Like the District Opportunity to Purchase Act, another tool for the preservation of affordable housing that the District has entertained without implementing may also soon be put to use.
Two years ago, the city passed the Rent Control Housing Clearinghouse Amendment Act as part of the budgetary process for fiscal year 2016. The law is intended to establish a searchable online database with information for tenants seeking or residing in rent control lodgings.
The database would also enable housing providers to submit any documents online required by the Rental Housing Act of 1985 to the Department of Housing and Community Development’s (DHCD) Rental Accommodations Division. All landlords would be required to submit data on their housing units subject to rent control for inclusion in the database.

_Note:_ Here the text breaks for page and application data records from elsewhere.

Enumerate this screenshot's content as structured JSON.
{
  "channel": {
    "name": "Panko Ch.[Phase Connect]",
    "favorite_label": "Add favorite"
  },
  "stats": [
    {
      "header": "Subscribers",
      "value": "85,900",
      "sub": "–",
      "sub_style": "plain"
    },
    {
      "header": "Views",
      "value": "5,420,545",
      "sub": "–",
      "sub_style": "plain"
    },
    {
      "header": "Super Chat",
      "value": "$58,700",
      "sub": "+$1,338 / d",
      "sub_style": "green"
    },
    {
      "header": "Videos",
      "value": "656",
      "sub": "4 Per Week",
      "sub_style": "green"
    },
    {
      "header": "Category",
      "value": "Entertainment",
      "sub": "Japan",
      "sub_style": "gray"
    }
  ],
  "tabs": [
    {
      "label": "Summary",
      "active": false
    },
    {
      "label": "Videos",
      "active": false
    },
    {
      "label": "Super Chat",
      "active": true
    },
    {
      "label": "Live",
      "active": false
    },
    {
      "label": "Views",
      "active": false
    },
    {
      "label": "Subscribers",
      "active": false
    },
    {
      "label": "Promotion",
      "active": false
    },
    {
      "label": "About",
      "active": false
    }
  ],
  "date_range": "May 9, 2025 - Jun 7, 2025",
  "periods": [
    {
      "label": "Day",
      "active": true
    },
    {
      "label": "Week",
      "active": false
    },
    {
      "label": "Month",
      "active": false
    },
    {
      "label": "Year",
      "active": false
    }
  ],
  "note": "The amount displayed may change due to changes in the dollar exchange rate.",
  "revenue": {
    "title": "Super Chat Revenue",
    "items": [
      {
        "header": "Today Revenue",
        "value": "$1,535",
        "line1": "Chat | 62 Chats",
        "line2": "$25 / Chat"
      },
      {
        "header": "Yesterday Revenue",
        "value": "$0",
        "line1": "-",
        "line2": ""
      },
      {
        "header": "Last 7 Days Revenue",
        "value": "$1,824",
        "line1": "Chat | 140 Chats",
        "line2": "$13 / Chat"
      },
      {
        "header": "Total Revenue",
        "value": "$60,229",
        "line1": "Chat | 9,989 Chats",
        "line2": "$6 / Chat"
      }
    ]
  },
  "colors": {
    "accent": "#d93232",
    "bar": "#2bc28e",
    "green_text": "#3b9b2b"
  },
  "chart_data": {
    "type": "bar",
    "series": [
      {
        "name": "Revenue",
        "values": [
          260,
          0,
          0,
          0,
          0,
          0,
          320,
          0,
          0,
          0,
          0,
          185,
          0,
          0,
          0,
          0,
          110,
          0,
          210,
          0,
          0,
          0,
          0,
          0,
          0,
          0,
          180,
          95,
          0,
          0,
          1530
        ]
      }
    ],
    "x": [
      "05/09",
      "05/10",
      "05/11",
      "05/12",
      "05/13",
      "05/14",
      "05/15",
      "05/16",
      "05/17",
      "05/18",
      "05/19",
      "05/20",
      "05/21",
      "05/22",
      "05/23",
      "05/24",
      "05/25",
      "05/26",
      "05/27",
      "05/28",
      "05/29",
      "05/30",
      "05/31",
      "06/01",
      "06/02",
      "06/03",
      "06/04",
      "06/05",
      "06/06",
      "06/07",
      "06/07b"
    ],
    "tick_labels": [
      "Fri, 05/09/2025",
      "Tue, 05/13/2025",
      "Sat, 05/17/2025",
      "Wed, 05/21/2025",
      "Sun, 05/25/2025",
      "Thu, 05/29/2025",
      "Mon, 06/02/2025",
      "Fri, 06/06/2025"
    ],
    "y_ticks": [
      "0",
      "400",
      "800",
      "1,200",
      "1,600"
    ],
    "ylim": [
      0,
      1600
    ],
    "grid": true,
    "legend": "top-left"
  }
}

The original bill tasked DHCD with creating the database within two years of the bill’s passage, and with that period coming to a close soon, the DC Council is tasking the Office of the Tenant Advocate (OTA) with implementation. As part of the current budgetary negotiation process, the council is routing $500,000 in funding to OTA in order to create the Rent Control Housing Clearinghouse.
During the first phase of establishment of the clearinghouse, OTA will have two years to create a pared-down version of the database to serve as a demonstration of the final version.
As of 2011, there were 79,145 units in the city across 4,818 developments that were potentially subject to rent control — a vague categorization that highlights the need for improved record-keeping. Similarly, a study in early 2016 identified nearly two-thirds of the city’s rental stock as rent-controlled.
Rent control mechanisms generally restrict landlords to raising tenants’ rents by the consumer price index-plus-2 percent annually and no more than 10 percent (5 percent for the elderly or disabled). There are some loopholes that can permit higher increases.